  • Connect with your classmates.  Your classmates are learning/reading the exact same information, and yet you will find it fascinating how many different opinions and interpretations can be represented in one class.  You have the opportunity to learn from and with each other – take it by reading and linking to their posts and explaining how your ideas connect with their’s.  Describe how you agree, (respectfully, thoughtfully) disagree, or were inspired by them.
  • Write comments on your classmates’ blogs that will help you and them think.  Make the comments you write on other posts worth reading.  There is nothing wrong with telling them you like their work, but then give them something to think about.  Ask a thoughtful question, offer your perspective, or contribute a resource (website, article, hyperlink) that you think they might find useful/interesting.  Remember to always be respectful.  These are real people with real feelings.  Also remember to return frequently to check for responses.  It takes two (or three or four) to have a conversation.  Dropping a comment and then not returning for the response is not cool.

Downloadable PDF:Making the most of a blogging assignment


We’ve all heard the myth that Twitter is for telling people what you had for lunch.  In reality, many people use Twitter to develop professional networks; they discuss, debate, share news and resources, and develop relationships with colleagues around topics and fields of shared interest. In connected courses, Twitter is used by students in the same way it is used by professionals: to create personal learning networks that improve the students’ understanding of things even as they make learning more fun and convenient.

Twitter is a public forum, so open participants and other interested community members can join in on the conversation. Second, it encourages you to form concisely worded questions and points – sometimes this seems hard, initially, but it gets easier with practice. Finally, discussions on Twitter will increase your Twitter literacy. Since “academic twitter” is increasingly a “thing” for professional development, networking and research dissemination, it would behoove you to at least know about it and how it works.
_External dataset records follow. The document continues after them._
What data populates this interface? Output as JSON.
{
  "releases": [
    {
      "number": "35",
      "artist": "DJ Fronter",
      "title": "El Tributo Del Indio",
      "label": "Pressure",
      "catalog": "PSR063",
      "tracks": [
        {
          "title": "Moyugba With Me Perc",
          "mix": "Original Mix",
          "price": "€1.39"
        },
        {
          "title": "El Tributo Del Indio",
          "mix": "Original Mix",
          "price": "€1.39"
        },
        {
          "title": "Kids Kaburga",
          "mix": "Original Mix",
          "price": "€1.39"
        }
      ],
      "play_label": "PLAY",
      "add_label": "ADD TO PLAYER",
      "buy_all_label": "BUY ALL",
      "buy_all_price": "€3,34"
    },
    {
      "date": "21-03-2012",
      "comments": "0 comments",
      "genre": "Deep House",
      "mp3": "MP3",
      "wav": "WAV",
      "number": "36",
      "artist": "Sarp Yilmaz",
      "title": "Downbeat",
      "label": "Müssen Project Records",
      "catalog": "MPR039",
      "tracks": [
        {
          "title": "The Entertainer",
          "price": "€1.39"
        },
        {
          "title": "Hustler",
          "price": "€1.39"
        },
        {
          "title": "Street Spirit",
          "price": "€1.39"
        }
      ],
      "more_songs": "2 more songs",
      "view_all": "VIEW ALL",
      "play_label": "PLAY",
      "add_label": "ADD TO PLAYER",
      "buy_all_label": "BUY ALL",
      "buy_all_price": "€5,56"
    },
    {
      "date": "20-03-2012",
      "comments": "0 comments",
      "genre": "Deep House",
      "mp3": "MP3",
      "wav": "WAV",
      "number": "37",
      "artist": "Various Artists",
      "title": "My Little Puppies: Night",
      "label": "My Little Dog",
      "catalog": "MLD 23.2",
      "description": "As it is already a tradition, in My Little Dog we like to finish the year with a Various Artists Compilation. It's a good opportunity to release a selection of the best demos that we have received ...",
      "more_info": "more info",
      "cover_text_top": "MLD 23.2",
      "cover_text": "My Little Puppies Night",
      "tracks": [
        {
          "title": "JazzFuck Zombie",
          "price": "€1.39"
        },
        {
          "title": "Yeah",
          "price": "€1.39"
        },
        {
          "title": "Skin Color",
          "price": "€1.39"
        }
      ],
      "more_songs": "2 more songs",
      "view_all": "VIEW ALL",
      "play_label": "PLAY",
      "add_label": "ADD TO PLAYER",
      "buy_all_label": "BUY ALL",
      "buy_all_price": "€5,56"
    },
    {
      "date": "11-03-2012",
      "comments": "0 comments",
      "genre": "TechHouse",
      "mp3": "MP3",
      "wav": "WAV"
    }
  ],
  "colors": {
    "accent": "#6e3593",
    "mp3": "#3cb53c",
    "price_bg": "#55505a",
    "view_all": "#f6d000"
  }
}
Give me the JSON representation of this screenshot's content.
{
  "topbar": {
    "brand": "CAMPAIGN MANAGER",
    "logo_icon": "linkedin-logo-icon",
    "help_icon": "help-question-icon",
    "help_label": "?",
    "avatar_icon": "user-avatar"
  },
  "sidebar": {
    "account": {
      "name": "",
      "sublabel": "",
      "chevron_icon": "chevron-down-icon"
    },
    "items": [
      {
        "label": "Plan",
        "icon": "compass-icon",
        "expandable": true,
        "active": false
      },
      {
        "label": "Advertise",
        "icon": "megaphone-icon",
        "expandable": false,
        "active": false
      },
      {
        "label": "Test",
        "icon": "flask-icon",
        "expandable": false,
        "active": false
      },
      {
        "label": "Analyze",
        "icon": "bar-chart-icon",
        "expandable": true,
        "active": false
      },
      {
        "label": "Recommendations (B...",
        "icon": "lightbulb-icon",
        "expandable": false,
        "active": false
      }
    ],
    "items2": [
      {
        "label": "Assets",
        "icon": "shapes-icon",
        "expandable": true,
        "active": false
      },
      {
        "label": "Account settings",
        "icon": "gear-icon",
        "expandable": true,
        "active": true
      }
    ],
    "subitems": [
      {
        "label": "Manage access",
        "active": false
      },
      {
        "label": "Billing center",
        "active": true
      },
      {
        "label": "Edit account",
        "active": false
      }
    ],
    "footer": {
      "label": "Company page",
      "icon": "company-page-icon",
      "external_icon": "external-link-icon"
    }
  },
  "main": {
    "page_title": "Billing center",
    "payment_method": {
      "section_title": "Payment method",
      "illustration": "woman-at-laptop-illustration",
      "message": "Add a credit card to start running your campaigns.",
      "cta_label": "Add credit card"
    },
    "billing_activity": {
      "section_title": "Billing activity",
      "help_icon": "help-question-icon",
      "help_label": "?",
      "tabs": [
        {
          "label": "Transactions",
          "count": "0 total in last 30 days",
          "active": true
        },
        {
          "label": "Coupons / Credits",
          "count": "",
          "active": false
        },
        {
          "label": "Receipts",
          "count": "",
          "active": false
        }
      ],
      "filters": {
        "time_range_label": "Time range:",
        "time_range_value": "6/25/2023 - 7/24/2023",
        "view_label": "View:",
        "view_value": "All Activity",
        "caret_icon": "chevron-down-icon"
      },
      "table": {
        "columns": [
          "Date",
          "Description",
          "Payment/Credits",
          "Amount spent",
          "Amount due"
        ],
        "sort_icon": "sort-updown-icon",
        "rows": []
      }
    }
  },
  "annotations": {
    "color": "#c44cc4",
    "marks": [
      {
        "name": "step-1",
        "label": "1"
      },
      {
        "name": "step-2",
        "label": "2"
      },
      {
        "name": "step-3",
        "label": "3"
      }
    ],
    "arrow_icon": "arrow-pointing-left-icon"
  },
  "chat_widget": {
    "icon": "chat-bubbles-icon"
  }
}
Course discussions will be aggregated around the course hashtag #CuriousCoLab. This means that your tweets must include the course hashtag if they are to be seen and counted as part of the discussion. If you have questions, please contact your instructor prior to the first scheduled Twitter discussion.

  • Tips for maximizing your learning on Twitter can be found under “For Students” resources.
  • Mashable has done an excellent job curating technical tips for beginning tweeters.
  • Some strategies for navigating a synchronous Twitter chats (including an introduction to Hootsuite) can be found here.

4.  Why Creative Makes?

Creative makes are meant to stir the creative juices, get you out of the traditional academic “box” and hopefully help you look at learning as fun. They help expand your digital skills so that you can expand beyond text and explore the power of images, audio, video, and graphics for spreading your message.

While these assignments are important for expanding your digital toolkit and your creative expressions, they are not supposed to take a long time. Plan on 15 minutes. Plan on letting loose. Plan on having fun.

That being said, they are still required assignments. You must complete them by the specified due date and time.

When you complete the make, make sure to add tags (or labels). Tags are like keywords on an article – choose as many as you desire, covering all angles from which the blog post might be described or categorized. Make sure that one of the tags is the designated tag for the assignment. You may even want to tweet your creative make so others can see how you are thinking and can add to the conversation.


Creative Commons License
This work is licensed under a Creative Commons Attribution-ShareAlike 4.0 International License.